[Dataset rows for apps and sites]
::::

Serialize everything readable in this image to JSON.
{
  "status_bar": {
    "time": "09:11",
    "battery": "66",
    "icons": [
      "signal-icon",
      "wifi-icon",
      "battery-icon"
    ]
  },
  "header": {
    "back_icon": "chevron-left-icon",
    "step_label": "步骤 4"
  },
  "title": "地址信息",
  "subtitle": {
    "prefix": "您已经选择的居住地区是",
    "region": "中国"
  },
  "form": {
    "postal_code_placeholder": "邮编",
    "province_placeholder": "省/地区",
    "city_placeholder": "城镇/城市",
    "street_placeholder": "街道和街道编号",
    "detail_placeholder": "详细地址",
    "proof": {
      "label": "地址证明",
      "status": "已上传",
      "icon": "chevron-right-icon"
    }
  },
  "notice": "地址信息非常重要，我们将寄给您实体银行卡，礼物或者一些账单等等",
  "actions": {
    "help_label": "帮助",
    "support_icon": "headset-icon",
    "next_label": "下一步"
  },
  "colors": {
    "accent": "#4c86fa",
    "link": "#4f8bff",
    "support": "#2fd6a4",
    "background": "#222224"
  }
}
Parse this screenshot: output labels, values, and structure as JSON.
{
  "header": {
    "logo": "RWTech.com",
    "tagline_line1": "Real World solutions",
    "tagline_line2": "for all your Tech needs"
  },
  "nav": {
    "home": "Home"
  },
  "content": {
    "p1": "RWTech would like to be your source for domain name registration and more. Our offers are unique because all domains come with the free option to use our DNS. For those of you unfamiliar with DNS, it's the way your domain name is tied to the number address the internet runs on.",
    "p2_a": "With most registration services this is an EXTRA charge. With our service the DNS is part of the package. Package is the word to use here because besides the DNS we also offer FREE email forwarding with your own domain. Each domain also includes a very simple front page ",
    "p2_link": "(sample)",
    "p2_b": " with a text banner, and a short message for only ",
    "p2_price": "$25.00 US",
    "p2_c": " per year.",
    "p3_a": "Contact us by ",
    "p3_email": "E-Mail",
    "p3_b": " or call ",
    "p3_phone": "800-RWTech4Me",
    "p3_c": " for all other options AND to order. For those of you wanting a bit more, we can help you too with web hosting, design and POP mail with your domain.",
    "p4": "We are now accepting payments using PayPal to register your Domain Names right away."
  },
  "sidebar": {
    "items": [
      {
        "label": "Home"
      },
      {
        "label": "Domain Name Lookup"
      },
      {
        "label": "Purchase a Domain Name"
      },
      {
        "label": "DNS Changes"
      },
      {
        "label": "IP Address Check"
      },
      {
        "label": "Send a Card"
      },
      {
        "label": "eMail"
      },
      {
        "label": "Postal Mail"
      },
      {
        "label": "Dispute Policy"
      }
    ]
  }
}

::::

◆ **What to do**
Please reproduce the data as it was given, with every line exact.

◆ **Exercise solution**
Serialize everything readable in this image to JSON.
{
  "status_bar": {
    "time": "09:11",
    "battery": "66",
    "icons": [
      "signal-icon",
      "wifi-icon",
      "battery-icon"
    ]
  },
  "header": {
    "back_icon": "chevron-left-icon",
    "step_label": "步骤 4"
  },
  "title": "地址信息",
  "subtitle": {
    "prefix": "您已经选择的居住地区是",
    "region": "中国"
  },
  "form": {
    "postal_code_placeholder": "邮编",
    "province_placeholder": "省/地区",
    "city_placeholder": "城镇/城市",
    "street_placeholder": "街道和街道编号",
    "detail_placeholder": "详细地址",
    "proof": {
      "label": "地址证明",
      "status": "已上传",
      "icon": "chevron-right-icon"
    }
  },
  "notice": "地址信息非常重要，我们将寄给您实体银行卡，礼物或者一些账单等等",
  "actions": {
    "help_label": "帮助",
    "support_icon": "headset-icon",
    "next_label": "下一步"
  },
  "colors": {
    "accent": "#4c86fa",
    "link": "#4f8bff",
    "support": "#2fd6a4",
    "background": "#222224"
  }
}
Parse this screenshot: output labels, values, and structure as JSON.
{
  "header": {
    "logo": "RWTech.com",
    "tagline_line1": "Real World solutions",
    "tagline_line2": "for all your Tech needs"
  },
  "nav": {
    "home": "Home"
  },
  "content": {
    "p1": "RWTech would like to be your source for domain name registration and more. Our offers are unique because all domains come with the free option to use our DNS. For those of you unfamiliar with DNS, it's the way your domain name is tied to the number address the internet runs on.",
    "p2_a": "With most registration services this is an EXTRA charge. With our service the DNS is part of the package. Package is the word to use here because besides the DNS we also offer FREE email forwarding with your own domain. Each domain also includes a very simple front page ",
    "p2_link": "(sample)",
    "p2_b": " with a text banner, and a short message for only ",
    "p2_price": "$25.00 US",
    "p2_c": " per year.",
    "p3_a": "Contact us by ",
    "p3_email": "E-Mail",
    "p3_b": " or call ",
    "p3_phone": "800-RWTech4Me",
    "p3_c": " for all other options AND to order. For those of you wanting a bit more, we can help you too with web hosting, design and POP mail with your domain.",
    "p4": "We are now accepting payments using PayPal to register your Domain Names right away."
  },
  "sidebar": {
    "items": [
      {
        "label": "Home"
      },
      {
        "label": "Domain Name Lookup"
      },
      {
        "label": "Purchase a Domain Name"
      },
      {
        "label": "DNS Changes"
      },
      {
        "label": "IP Address Check"
      },
      {
        "label": "Send a Card"
      },
      {
        "label": "eMail"
      },
      {
        "label": "Postal Mail"
      },
      {
        "label": "Dispute Policy"
      }
    ]
  }
}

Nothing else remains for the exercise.